▶ [PROBLEM STATEMENT]: Please reproduce the data exactly, excluding any pictures it contains.

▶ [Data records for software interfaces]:
^^^^

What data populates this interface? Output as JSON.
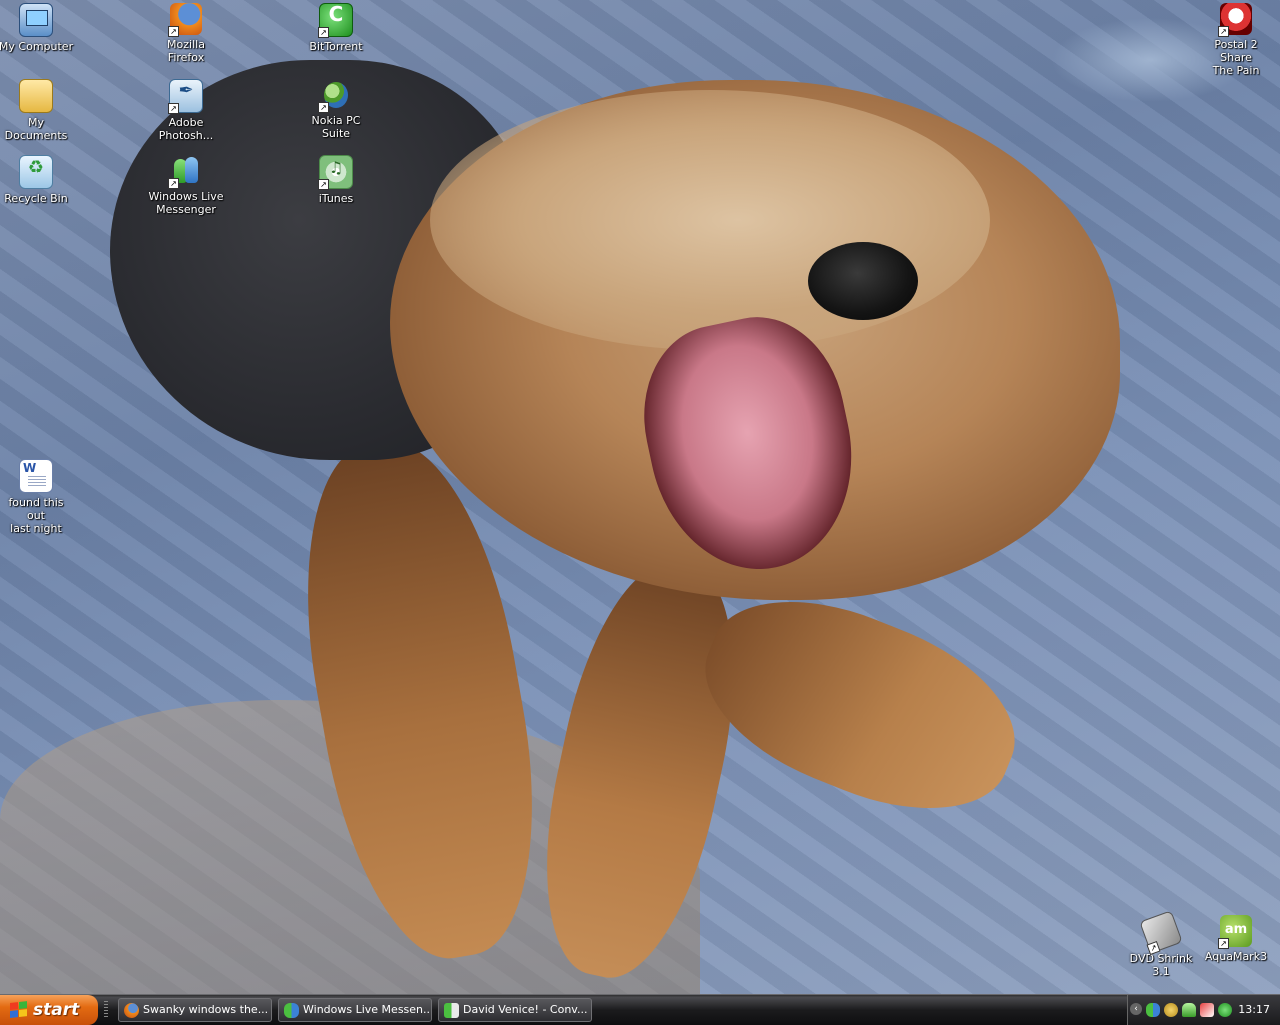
{
  "desktop": {
    "icons": {
      "my_computer": "My Computer",
      "my_documents": "My Documents",
      "recycle_bin": "Recycle Bin",
      "firefox": "Mozilla Firefox",
      "photoshop_line1": "Adobe",
      "photoshop_line2": "Photosh...",
      "messenger_line1": "Windows Live",
      "messenger_line2": "Messenger",
      "bittorrent": "BitTorrent",
      "nokia": "Nokia PC Suite",
      "itunes": "iTunes",
      "word_doc_line1": "found this out",
      "word_doc_line2": "last night",
      "postal_line1": "Postal 2 Share",
      "postal_line2": "The Pain",
      "dvd_shrink": "DVD Shrink 3.1",
      "aquamark": "AquaMark3"
    }
  },
  "taskbar": {
    "start_label": "start",
    "tasks": [
      {
        "label": "Swanky windows the...",
        "icon": "firefox-icon"
      },
      {
        "label": "Windows Live Messen...",
        "icon": "messenger-icon"
      },
      {
        "label": "David Venice! - Conv...",
        "icon": "conversation-icon"
      }
    ],
    "clock": "13:17"
  },
  "colors": {
    "start_button": "#e36b12",
    "taskbar": "#1b1b1d"
  }
}
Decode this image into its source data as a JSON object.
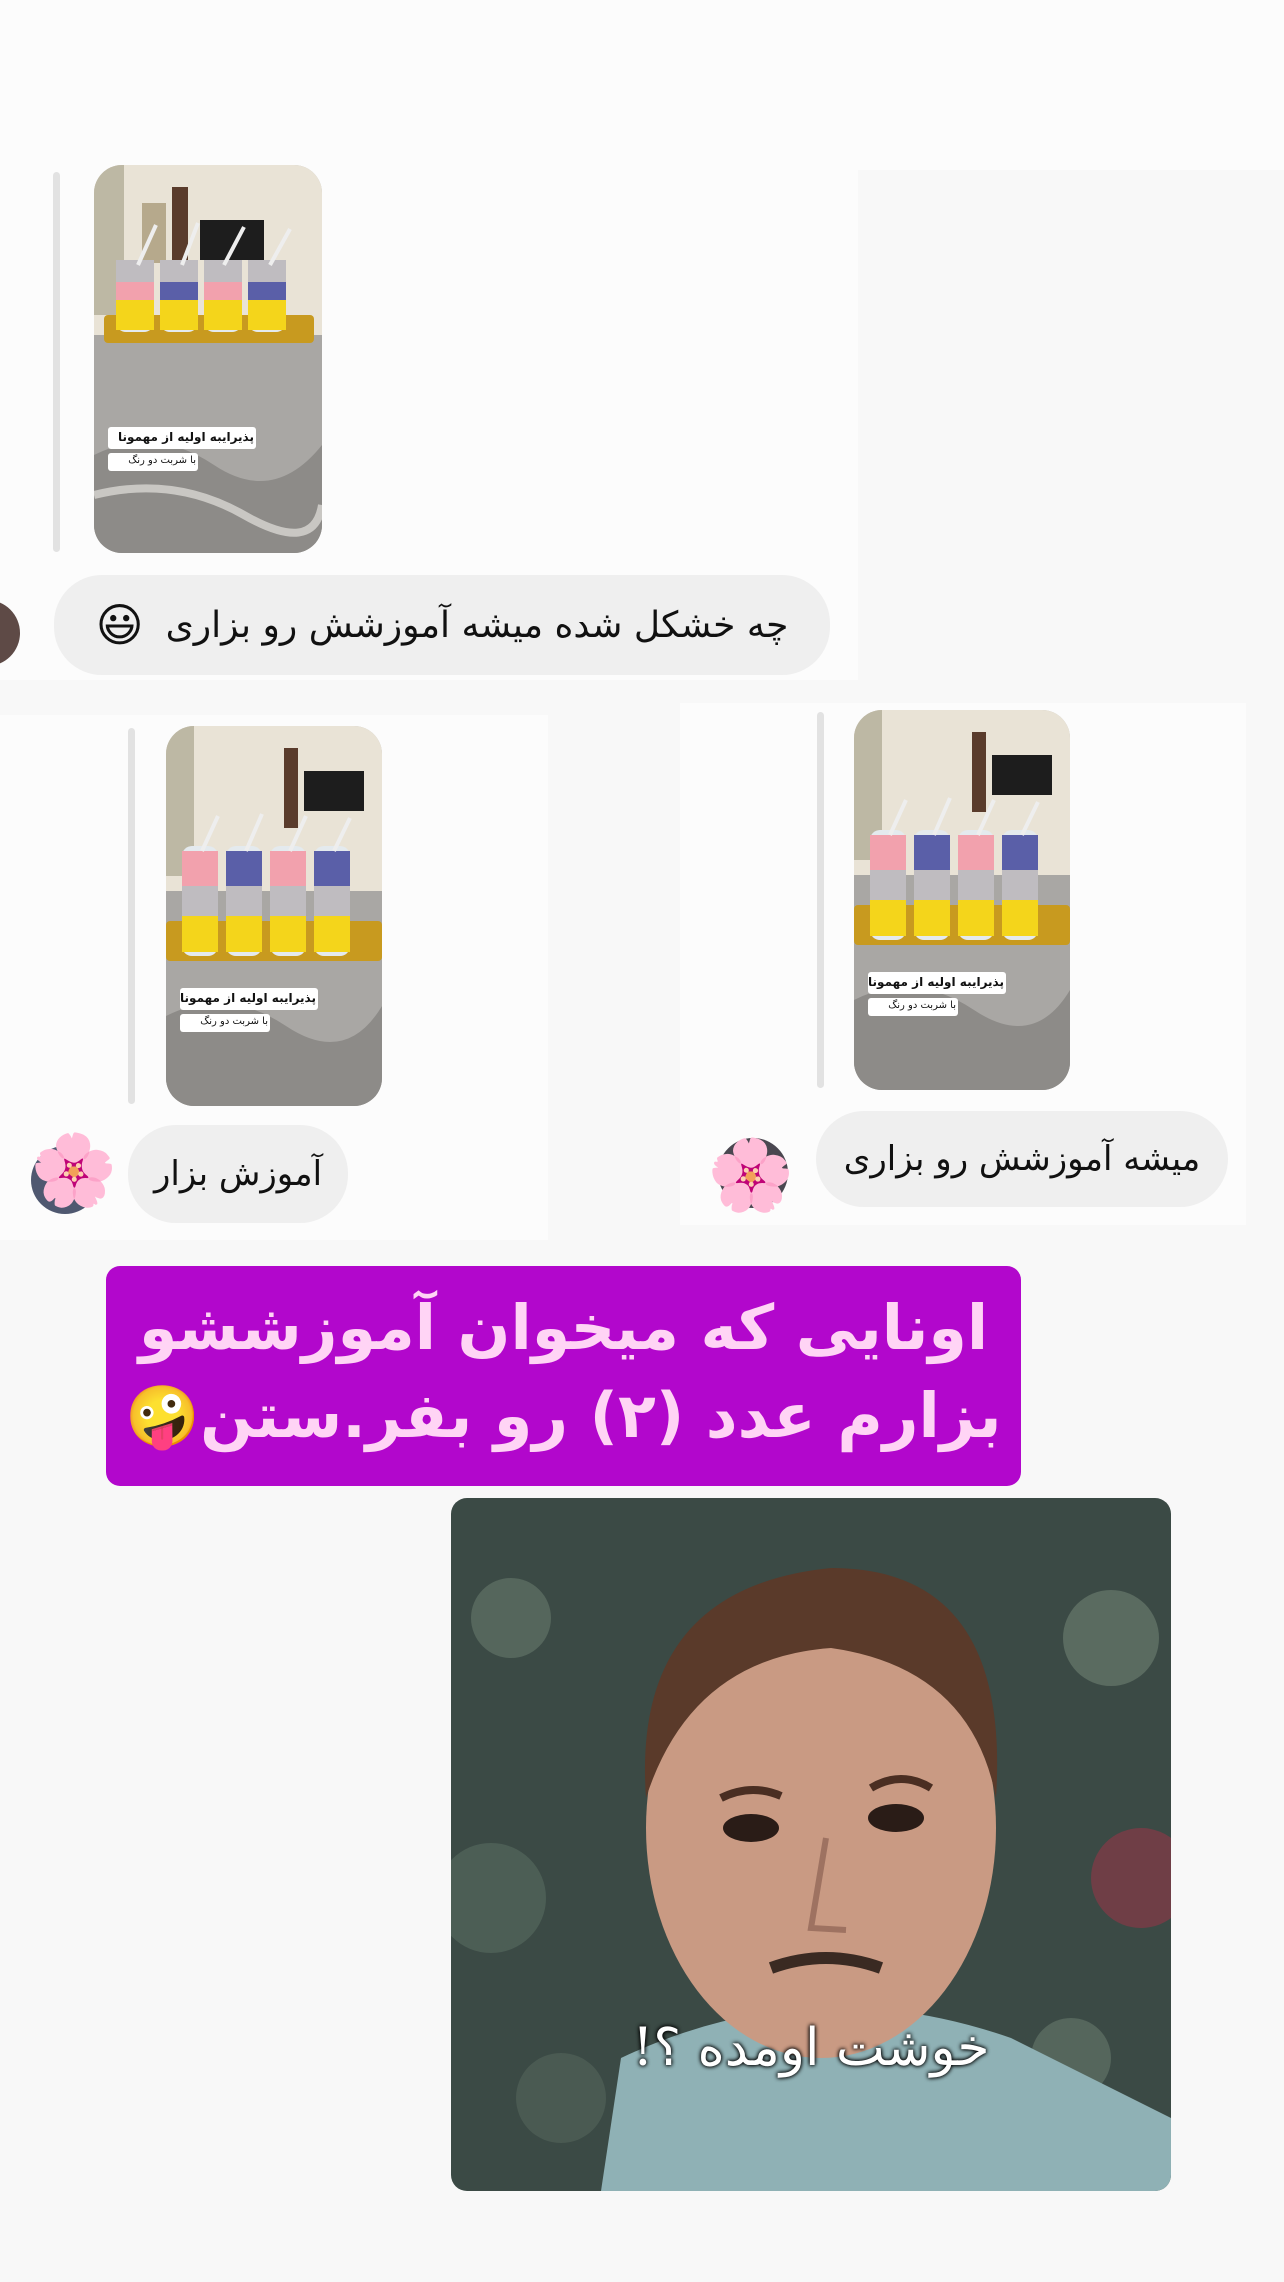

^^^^

▶ [RESULT]:
What data populates this interface? Output as JSON.
{
  "desktop": {
    "icons": {
      "my_computer": "My Computer",
      "my_documents": "My Documents",
      "recycle_bin": "Recycle Bin",
      "firefox": "Mozilla Firefox",
      "photoshop_line1": "Adobe",
      "photoshop_line2": "Photosh...",
      "messenger_line1": "Windows Live",
      "messenger_line2": "Messenger",
      "bittorrent": "BitTorrent",
      "nokia": "Nokia PC Suite",
      "itunes": "iTunes",
      "word_doc_line1": "found this out",
      "word_doc_line2": "last night",
      "postal_line1": "Postal 2 Share",
      "postal_line2": "The Pain",
      "dvd_shrink": "DVD Shrink 3.1",
      "aquamark": "AquaMark3"
    }
  },
  "taskbar": {
    "start_label": "start",
    "tasks": [
      {
        "label": "Swanky windows the...",
        "icon": "firefox-icon"
      },
      {
        "label": "Windows Live Messen...",
        "icon": "messenger-icon"
      },
      {
        "label": "David Venice! - Conv...",
        "icon": "conversation-icon"
      }
    ],
    "clock": "13:17"
  },
  "colors": {
    "start_button": "#e36b12",
    "taskbar": "#1b1b1d"
  }
}
Decode this image into its source data as a JSON object.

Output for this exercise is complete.